▸ Instructions for the task:
Which of the lines below mention the word "JSON"? Pull each one out.
---------- Available records
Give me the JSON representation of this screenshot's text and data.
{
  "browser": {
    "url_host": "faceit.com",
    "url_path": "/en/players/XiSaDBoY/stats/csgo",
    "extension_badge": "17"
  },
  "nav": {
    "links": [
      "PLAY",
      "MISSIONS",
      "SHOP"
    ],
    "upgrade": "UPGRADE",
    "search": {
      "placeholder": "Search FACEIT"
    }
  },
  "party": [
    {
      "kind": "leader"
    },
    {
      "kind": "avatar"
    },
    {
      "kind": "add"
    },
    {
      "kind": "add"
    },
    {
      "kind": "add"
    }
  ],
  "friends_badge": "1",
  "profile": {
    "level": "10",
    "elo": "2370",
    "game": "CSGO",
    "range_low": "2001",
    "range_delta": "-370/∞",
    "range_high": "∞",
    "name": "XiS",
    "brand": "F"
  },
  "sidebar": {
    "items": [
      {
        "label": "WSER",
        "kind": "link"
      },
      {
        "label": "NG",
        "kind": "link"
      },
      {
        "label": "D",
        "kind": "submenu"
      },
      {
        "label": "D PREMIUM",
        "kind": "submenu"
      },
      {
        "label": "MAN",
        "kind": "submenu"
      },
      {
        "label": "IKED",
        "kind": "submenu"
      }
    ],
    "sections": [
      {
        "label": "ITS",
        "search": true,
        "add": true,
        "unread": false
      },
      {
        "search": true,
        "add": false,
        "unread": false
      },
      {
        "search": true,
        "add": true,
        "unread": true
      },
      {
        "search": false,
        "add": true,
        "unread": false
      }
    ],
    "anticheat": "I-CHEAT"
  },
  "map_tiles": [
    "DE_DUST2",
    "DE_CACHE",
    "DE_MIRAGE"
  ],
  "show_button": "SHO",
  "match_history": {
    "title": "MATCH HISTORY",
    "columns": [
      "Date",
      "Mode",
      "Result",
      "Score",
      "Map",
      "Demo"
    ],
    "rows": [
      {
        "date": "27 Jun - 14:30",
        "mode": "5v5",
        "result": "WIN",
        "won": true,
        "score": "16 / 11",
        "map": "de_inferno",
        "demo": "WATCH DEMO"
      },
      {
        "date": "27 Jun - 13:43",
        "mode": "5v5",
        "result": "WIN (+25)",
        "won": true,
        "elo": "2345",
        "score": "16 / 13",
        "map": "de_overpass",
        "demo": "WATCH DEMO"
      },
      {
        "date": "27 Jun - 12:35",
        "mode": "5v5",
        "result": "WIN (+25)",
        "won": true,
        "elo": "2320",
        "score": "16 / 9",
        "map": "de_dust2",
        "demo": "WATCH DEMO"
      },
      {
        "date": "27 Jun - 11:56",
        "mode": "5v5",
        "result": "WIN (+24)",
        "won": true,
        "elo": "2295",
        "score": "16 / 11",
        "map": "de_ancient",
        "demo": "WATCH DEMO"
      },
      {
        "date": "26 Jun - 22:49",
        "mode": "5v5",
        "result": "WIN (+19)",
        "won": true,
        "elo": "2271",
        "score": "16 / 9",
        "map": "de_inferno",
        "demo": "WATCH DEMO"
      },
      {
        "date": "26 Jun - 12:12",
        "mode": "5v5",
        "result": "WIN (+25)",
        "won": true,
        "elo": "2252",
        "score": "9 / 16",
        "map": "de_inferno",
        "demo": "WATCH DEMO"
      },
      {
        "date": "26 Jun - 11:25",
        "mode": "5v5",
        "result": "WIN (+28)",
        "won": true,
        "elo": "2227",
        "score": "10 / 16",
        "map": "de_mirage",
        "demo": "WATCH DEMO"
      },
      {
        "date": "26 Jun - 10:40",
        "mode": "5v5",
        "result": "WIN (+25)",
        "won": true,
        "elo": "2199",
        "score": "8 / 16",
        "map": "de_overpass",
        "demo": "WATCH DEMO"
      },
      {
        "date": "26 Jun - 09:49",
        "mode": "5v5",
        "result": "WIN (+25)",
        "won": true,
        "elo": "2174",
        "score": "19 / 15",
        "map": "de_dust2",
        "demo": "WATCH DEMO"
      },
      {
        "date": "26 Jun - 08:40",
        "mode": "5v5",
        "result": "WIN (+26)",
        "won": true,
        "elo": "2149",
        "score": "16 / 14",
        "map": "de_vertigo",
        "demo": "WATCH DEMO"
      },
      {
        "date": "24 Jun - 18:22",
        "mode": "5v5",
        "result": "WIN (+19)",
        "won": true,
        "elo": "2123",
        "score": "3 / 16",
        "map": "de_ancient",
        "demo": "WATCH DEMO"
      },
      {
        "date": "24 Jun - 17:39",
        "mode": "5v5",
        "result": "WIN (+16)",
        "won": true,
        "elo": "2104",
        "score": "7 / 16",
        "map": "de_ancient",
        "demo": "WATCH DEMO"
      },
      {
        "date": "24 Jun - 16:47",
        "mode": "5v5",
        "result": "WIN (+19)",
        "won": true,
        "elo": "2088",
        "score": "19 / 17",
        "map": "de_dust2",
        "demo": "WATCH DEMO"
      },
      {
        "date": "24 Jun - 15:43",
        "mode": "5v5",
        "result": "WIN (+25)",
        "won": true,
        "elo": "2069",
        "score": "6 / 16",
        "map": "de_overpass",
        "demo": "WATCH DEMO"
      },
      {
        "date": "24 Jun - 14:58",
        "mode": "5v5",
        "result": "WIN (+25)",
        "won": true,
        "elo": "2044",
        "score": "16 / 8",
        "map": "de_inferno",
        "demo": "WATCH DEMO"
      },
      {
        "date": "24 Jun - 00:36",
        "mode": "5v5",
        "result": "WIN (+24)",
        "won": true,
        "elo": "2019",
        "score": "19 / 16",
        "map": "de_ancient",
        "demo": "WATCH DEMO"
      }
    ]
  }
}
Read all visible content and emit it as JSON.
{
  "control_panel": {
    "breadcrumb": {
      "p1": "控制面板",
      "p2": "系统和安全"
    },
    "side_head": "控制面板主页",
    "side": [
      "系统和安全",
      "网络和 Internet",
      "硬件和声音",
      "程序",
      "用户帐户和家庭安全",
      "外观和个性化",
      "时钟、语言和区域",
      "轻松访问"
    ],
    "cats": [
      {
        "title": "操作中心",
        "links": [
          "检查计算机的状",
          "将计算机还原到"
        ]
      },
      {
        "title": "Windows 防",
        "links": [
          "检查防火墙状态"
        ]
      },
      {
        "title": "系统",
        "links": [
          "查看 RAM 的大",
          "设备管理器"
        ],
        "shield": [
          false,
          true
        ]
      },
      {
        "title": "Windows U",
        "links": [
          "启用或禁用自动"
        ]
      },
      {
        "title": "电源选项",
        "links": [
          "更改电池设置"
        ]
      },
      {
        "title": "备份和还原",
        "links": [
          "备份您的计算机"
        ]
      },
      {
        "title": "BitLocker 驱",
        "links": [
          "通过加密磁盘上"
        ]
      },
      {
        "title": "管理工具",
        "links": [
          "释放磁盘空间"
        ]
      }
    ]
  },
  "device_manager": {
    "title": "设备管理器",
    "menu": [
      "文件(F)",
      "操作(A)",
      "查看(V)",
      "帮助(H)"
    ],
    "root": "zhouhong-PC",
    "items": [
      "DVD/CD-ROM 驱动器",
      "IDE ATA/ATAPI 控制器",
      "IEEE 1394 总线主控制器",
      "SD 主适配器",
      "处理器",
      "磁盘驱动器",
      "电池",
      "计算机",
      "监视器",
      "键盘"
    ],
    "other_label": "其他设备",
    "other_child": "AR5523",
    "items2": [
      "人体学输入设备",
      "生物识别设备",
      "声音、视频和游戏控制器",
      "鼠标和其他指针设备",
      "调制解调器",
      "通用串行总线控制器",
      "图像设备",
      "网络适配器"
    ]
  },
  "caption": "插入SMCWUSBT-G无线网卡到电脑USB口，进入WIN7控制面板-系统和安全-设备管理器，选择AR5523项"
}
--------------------
▸ Reply to the task:
Give me the JSON representation of this screenshot's text and data.
Read all visible content and emit it as JSON.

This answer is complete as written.